Our pace also increased due to the track heating steadily throughout the morning. By the second practice session, with the blood pumping and the tires warmer, we were able to fling the karts around and start attacking the braking zones. Now, locking up occasionally and getting crossed up from time to time, the karts really started to provide a physical challenge. At this point, some choose to drive faster and push harder, and others refine their inputs to be a bit smoother.
Unfortunately, I fit into the former category. I was driving a little too aggressively and generating a bit too much slip angle, particularly in the slower corners, and that separated me from the fastest two—Brett and Barry— by about half a second. Fortunately, I was able to calm my inputs with the aid of one perceptive coach.
Tor McIlroy, an affable Aussie who’s been a staple at the Karting Center for the last few years, got my attention and then delved into the Senna versus Prost analogy; telling me how I needed to slow my hands down to find those last few tenths. With Barry following behind at the same pace but with visibly less effort, drifting around wasn’t doing me any favors. “Smoozehr?” I asked in my best Prost impression; pushing my nose to the side to mimic the Frenchman’s famously crooked schnoz.
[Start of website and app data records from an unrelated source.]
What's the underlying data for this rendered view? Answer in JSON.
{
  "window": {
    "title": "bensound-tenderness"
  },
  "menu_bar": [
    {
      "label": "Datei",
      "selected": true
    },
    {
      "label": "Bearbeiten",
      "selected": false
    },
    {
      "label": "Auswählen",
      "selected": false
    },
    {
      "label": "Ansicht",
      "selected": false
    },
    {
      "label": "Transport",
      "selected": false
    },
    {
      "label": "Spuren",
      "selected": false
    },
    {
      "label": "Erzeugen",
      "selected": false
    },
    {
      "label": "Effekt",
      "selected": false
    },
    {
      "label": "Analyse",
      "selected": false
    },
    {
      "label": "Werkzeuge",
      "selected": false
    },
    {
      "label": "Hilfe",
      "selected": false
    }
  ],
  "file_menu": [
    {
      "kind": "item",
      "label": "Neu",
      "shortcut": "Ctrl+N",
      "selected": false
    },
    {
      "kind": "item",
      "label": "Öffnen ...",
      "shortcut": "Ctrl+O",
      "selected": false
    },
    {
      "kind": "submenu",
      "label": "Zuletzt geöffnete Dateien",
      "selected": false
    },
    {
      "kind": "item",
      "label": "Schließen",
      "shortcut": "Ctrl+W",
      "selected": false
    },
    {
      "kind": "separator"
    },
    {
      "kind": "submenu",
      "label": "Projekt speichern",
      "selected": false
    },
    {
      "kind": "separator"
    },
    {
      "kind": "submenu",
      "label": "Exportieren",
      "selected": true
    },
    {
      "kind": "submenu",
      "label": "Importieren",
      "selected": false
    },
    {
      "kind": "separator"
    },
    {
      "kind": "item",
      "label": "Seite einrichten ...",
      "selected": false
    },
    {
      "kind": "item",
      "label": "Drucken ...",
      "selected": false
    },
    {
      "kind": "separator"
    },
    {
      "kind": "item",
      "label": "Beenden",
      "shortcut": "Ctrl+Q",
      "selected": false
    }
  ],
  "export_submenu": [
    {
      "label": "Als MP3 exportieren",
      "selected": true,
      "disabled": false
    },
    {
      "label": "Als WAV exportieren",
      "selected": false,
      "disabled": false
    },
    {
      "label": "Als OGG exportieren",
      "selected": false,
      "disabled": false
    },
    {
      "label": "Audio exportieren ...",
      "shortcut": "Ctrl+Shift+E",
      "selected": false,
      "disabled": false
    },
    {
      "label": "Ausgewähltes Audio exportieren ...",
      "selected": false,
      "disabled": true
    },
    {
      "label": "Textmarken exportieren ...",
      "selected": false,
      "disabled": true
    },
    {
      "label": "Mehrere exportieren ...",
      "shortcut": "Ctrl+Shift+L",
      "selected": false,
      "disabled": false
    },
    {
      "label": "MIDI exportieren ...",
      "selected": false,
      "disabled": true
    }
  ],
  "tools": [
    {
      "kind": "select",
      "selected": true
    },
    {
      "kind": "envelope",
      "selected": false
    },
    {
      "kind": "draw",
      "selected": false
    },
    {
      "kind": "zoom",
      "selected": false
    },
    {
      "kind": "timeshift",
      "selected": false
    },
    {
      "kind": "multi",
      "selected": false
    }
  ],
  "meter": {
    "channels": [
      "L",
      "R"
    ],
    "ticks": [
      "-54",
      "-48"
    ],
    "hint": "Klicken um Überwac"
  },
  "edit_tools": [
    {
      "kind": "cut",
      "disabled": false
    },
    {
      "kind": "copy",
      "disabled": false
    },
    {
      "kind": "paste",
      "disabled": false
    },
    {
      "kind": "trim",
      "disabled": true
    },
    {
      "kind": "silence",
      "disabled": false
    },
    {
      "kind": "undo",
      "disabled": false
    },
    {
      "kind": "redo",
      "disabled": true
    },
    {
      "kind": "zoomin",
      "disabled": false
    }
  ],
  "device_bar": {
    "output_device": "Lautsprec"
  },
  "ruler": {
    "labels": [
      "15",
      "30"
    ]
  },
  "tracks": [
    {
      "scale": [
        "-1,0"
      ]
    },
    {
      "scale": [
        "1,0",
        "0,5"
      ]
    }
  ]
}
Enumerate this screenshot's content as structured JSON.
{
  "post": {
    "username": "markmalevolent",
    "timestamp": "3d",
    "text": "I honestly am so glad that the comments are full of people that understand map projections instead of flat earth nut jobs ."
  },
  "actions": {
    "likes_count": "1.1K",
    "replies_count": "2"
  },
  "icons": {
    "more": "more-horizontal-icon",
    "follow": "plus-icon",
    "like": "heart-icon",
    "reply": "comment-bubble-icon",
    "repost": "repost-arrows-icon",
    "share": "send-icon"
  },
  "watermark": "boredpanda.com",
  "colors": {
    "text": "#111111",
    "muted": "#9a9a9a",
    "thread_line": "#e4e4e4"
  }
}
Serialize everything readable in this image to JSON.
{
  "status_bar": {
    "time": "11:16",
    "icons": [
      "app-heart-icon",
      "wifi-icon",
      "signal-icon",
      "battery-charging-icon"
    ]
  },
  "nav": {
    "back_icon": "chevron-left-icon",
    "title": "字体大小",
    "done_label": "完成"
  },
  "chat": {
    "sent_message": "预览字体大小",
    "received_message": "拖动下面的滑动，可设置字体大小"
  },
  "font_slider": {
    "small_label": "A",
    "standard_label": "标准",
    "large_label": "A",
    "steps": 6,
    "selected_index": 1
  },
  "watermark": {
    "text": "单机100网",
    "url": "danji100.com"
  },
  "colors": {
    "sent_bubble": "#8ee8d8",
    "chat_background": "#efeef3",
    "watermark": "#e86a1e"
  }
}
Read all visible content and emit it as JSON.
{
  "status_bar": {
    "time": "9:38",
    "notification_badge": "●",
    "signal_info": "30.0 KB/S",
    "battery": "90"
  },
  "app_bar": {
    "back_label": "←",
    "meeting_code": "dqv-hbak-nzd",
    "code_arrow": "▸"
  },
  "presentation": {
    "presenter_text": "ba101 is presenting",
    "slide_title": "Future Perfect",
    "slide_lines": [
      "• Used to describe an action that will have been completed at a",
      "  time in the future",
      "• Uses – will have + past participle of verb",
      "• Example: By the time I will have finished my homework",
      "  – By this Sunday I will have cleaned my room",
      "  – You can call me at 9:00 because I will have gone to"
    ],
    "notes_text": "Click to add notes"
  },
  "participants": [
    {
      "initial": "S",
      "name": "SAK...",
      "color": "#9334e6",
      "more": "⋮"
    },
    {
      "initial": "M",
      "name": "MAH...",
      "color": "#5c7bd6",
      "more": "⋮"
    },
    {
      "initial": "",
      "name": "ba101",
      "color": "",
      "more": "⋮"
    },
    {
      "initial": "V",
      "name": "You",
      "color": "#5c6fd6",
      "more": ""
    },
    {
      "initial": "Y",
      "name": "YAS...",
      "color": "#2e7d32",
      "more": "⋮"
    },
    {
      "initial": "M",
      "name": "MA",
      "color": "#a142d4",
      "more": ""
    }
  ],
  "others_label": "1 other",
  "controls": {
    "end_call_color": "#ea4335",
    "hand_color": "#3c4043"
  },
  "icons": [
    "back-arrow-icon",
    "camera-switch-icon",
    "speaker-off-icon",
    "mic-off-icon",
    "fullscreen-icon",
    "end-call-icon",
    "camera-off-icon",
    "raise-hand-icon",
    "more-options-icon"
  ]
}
It proved easier to joke about than to implement.
Maybe painting my helmet yellow had put me in the wrong mindset?.